The paper I was asked to review consisted of 427 words and 2 references. The computer explained to me that the paper had been published already, and that the review would take place after publication of the article in question. Authors could then publish revised versions of their article in response to the reviews received, or ignore the reviews altogether. Either way, said computer (hardwarewise not that different from other Open Access 'journals' - and neither quality wise in all too many instances) explains on its website that it has 'have full faith in the honesty and integrity of the scientific community and firmly believe[s] that most researchers and authors who have something to contribute should have an opportunity to do so.' Despite strong evidence of widespread cheating in academia trust is what drives this computer.
How does this thing work then? 'We have introduced a novel method of post publication peer review, which is author driven. It is the authors' responsibility to actively solicit at least three reviews on their article. During the submission stage the authors are asked to provide details of three reviewers who are contacted by the WebmedCentral team when the article is published. Authors can seek more reviews, if they so wish. We discourage authors from choosing their reviewers selectively.'

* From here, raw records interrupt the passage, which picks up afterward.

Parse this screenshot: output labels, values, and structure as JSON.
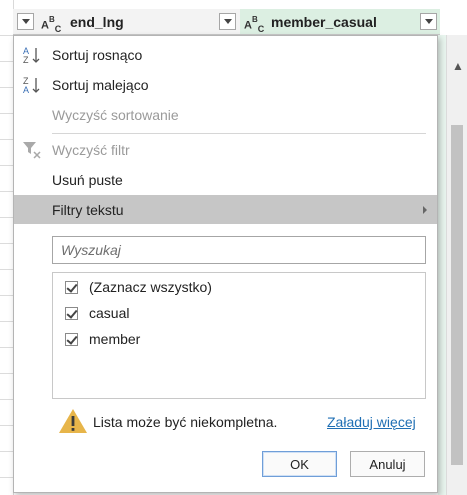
{
  "columns": [
    {
      "type_icon": "ABC",
      "name": "end_lng"
    },
    {
      "type_icon": "ABC",
      "name": "member_casual"
    }
  ],
  "menu": {
    "sort_asc": "Sortuj rosnąco",
    "sort_desc": "Sortuj malejąco",
    "clear_sort": "Wyczyść sortowanie",
    "clear_filter": "Wyczyść filtr",
    "remove_empty": "Usuń puste",
    "text_filters": "Filtry tekstu"
  },
  "search": {
    "placeholder": "Wyszukaj",
    "value": ""
  },
  "values": [
    {
      "label": "(Zaznacz wszystko)",
      "checked": true
    },
    {
      "label": "casual",
      "checked": true
    },
    {
      "label": "member",
      "checked": true
    }
  ],
  "warning": {
    "text": "Lista może być niekompletna.",
    "link": "Załaduj więcej"
  },
  "buttons": {
    "ok": "OK",
    "cancel": "Anuluj"
  },
  "icons": [
    "sort-ascending-icon",
    "sort-descending-icon",
    "clear-filter-icon",
    "warning-icon",
    "submenu-arrow-icon",
    "dropdown-arrow-icon",
    "text-type-icon",
    "checkbox-checked-icon"
  ],
  "colors": {
    "highlight": "#c6c6c6",
    "link": "#1f6fb4",
    "selected_column": "#dcefe2",
    "warning": "#e7b54a"
  }
}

'Our peer review process is author driven. With our innovative method of publishing, peer review takes place after publication. It is authors' responsibility to organise at least three reviews for their articles. We aim to generate an open debate on the article after its publication. WebmedCentral reserves the right to invite additional reviews as and when necessary.
All pretty clear: any crook can pick his or her best mates to 'review' content they have already 'published'. They're strongly encouraged not to be crooks, of course. That should just do the trick.
The computer mentions in passing that it has neither an Editor nor an Editorial Board: 'With our model of publishing, we do not need an editor or editorial board for our journal. Authors are completely in charge of the entire publication process including soliciting reviews and submitting revised versions of the manuscripts if needed.' It's kinda unclear how a journal without Editor or Editorial Board is going to solicit further reviews, 'if needed', but hey, minor detail in the big swing of the Webmedcentral universe.
There is a bit of confusion, too (well, I remained confused about the modus operandi). It seems as if you'd upload your papers free of charge to the computer, then have the article send to your three best mates whose compliments will also be 'published'. If they review more than three other files they can send more of their own non-reviewed drivel for publication purposes to the Webmedcentral server. Basic maths would suggest that soon review co-operatives identifiable by one's three best mates will monopolize much of Webmedcentral's file uploading activities. According to Webmedcentral the comments are also considered publications. It goes without saying that in this uploading orgy minor details such as doi identifiers are missing, but hey, it's a minor detail while you 'publish' a paper per hour to beef up your publications record.
It's all pretty random and no doubt databases controlled by people as opposed to algorithms will not index stuff emanating from webmedcentral. Google scholar at least is happily indexing the contents on the Webmedcentral server. The price you pay for letting machines do the job humans arguably should be doing.
The only nice thing is that webmedcentral could easily be confused with biomedcentral. It couldn't hit a nicer 'publisher' :-).
Oh, the list of shame, aka academics prepared to be associated with this charade, is here. What people confuse with academic publishing here is academics publishing anything they feel like. No different to my blog really... feel free to comment (aka 'review' in Webmedcentral lingo).